Well, we all enjoyed that win so much more after what was a full on battling performance by the Eagles to secure back to back Premier League wins. Here’s what we learnt from the brilliant victory.
1. Oh how that felt like a proper Palace performance. There’s something that brings out the best in this club, in this team, when its back is against the wall with a sense of injustice flowing through every vessel of its being. Having said that, it is difficult to remember a time when Palace channelled that frustration as well as they did against Bournemouth; in similar situations in recent times the Eagles might have defended valiantly only to concede a winner late on. But not on Tuesday. On Tuesday they rewrote the script. The sheer chaos that ensued after Jeffrey Schlupp unexpectedly fired Palace into the lead was a picture of anxiety transformed into ecstasy; the tension of the previous 75 minutes exorcised from every extended limb in the Holmesdale. Arguably not since Watford at home during the 2017/18 season – when Palace turned the game on its head late on – has Selhurst Park seen celebrations like that. It is nights like this that make you remember why you chose Palace in the first place.
2. The man, the myth, the enigma. The Jeff Schlupp conundrum has always polarised opinion among the Palace fanbase, but the Ghanaian was perhaps the most appropriate goal scorer in a game where the Eagles were trying to defy the odds. Part of the problem Palace fans have with Schlupp is that he is seen as an obstacle to a more creative alternative, a reason for the likes of Max Meyer and Victor Camarasa not getting into the side. What Schlupp lacks in creativity, though, he more than makes up for in endeavour. Filling in at left back might not be the most appealing proposition for a player who has come to be used in midfield, but Schlupp moulded the position in his own image, not only defending with discipline when required, but also posing one of Palace’s biggest attacking threats in the second half. There wasn’t actually anything overly sensational about his goal – he ran into the space created by the two in front of him and took advantage of Bournemouth standing off before hitting the ball as hard as he could – but it was perfect for the occasion. For all the stick he sometimes gets, Schlupp deserved his moment to be the hero.

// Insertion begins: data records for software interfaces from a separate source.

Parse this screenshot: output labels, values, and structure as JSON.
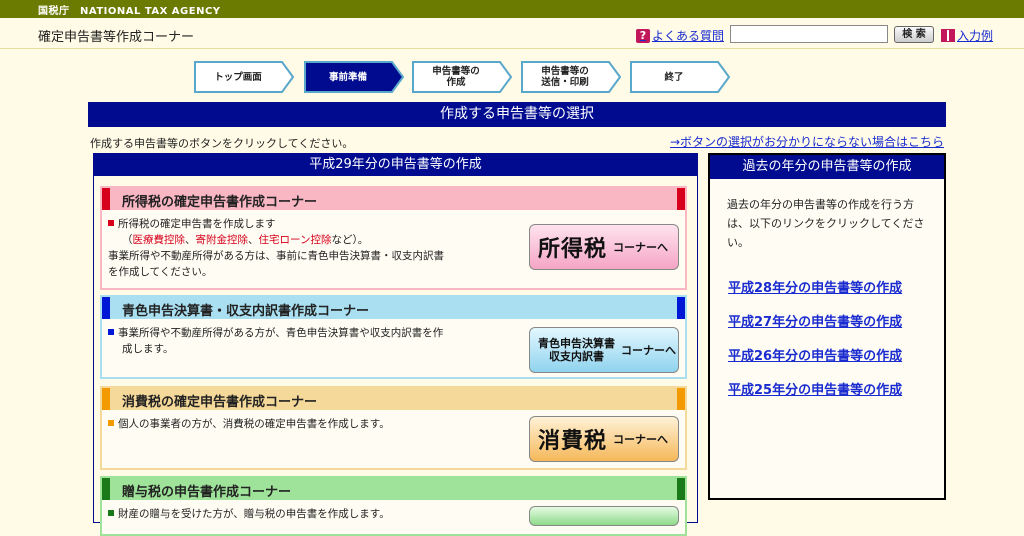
{
  "site": {
    "logo": "国税庁　NATIONAL TAX AGENCY",
    "title": "確定申告書等作成コーナー"
  },
  "header": {
    "faq_label": "よくある質問",
    "search_placeholder": "",
    "search_label": "検 索",
    "example_label": "入力例"
  },
  "steps": [
    {
      "label": "トップ画面",
      "active": false
    },
    {
      "label": "事前準備",
      "active": true
    },
    {
      "label": "申告書等の\n作成",
      "active": false
    },
    {
      "label": "申告書等の\n送信・印刷",
      "active": false
    },
    {
      "label": "終了",
      "active": false
    }
  ],
  "main": {
    "bar_title": "作成する申告書等の選択",
    "instruction": "作成する申告書等のボタンをクリックしてください。",
    "help_link": "→ボタンの選択がお分かりにならない場合はこちら"
  },
  "left_panel": {
    "title": "平成29年分の申告書等の作成",
    "corners": [
      {
        "title": "所得税の確定申告書作成コーナー",
        "line1": "所得税の確定申告書を作成します",
        "paren_open": "（",
        "deduction1": "医療費控除",
        "sep1": "、",
        "deduction2": "寄附金控除",
        "sep2": "、",
        "deduction3": "住宅ローン控除",
        "paren_close": "など）。",
        "line3": "事業所得や不動産所得がある方は、事前に青色申告決算書・収支内訳書",
        "line4": "を作成してください。",
        "button_big": "所得税",
        "button_small": "コーナーへ",
        "color": "#f9b6c3",
        "mark": "#d6001c"
      },
      {
        "title": "青色申告決算書・収支内訳書作成コーナー",
        "line1": "事業所得や不動産所得がある方が、青色申告決算書や収支内訳書を作",
        "line2": "成します。",
        "button_top": "青色申告決算書",
        "button_bottom": "収支内訳書",
        "button_small": "コーナーへ",
        "color": "#a9dff0",
        "mark": "#0018d6"
      },
      {
        "title": "消費税の確定申告書作成コーナー",
        "line1": "個人の事業者の方が、消費税の確定申告書を作成します。",
        "button_big": "消費税",
        "button_small": "コーナーへ",
        "color": "#f5d99a",
        "mark": "#f29a00"
      },
      {
        "title": "贈与税の申告書作成コーナー",
        "line1": "財産の贈与を受けた方が、贈与税の申告書を作成します。",
        "color": "#9fe39a",
        "mark": "#1a7a1a"
      }
    ]
  },
  "right_panel": {
    "title": "過去の年分の申告書等の作成",
    "description": "過去の年分の申告書等の作成を行う方は、以下のリンクをクリックしてください。",
    "links": [
      "平成28年分の申告書等の作成",
      "平成27年分の申告書等の作成",
      "平成26年分の申告書等の作成",
      "平成25年分の申告書等の作成"
    ]
  }
}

3. It almost feels wrong to single out players from a performance that was so much about the collective, but it would be remiss of me not to mention Jordan Ayew. As stoic as Palace’s display was, it was only that because of Ayew’s effort to defend from the front. Even as the game wore on and his energy reserves emptied, Ayew chased lost causes and did his best to hurry Bournemouth’s players into making mistakes. It was quite something in the second half to watch Ayew and Wilfried Zaha take it in turns, like sprinters in a never-ending relay, to unselfishly carry the ball deep into Bournemouth territory while the other slowed to catch his breath. It was from one of those Ayew bursts – which often felt like they were more in blind hope than anything else – that the ball eventually found its way to Schlupp for the winner. There have been calls in recent weeks for Christian Benteke to be given a start, but as long as Ayew continues to put in performances like that, the Belgian might just have to continue to wait his turn.
4. Palace played over an hour of that game with a back four made up of two midfielders and a centre back at right back, making the clean sheet all the more scarcely believable. What it does say, though, is a lot about the attitude of those players who were asked to fill in, of Schlupp, of Martin Kelly and of Cheikhou Kouyate. James Tomkins was also mature and authoritative in all that he did, but Kouyate and Kelly were particularly impressive in roles so unfamiliar to them. What was perhaps best about the back four that ended the game, however, was that each of them at some point or other have been cast away from a so-called bigger or more successful club, either deemed not good enough or surplus to requirements. At the end of Tuesday night they sat fifth in the Premier League.
5. Every player who contributed to Tuesday’s win is worthy of praise, but some credit must also go to Roy Hodgson. The 72-year-old is sometimes criticised for his attritional style of football – especially at home – but Palace would not have won that game without the organisational skills that he has drilled into them. It is testament to him that even after Palace went down to ten men they never looked in any real danger of being broken down by Bournemouth. The away side might have had more possession and spent more time in their hosts’ half, but it was still the Eagles who looked more likely to score on their rare forays into Bournemouth territory. Injuries and Mamadou Sakho’s suspension will no doubt now present Hodgson with some headaches, but the last two performances – packed with skill, desire and tenacity – have set a precedent, and need to be replicated against Watford and Brighton.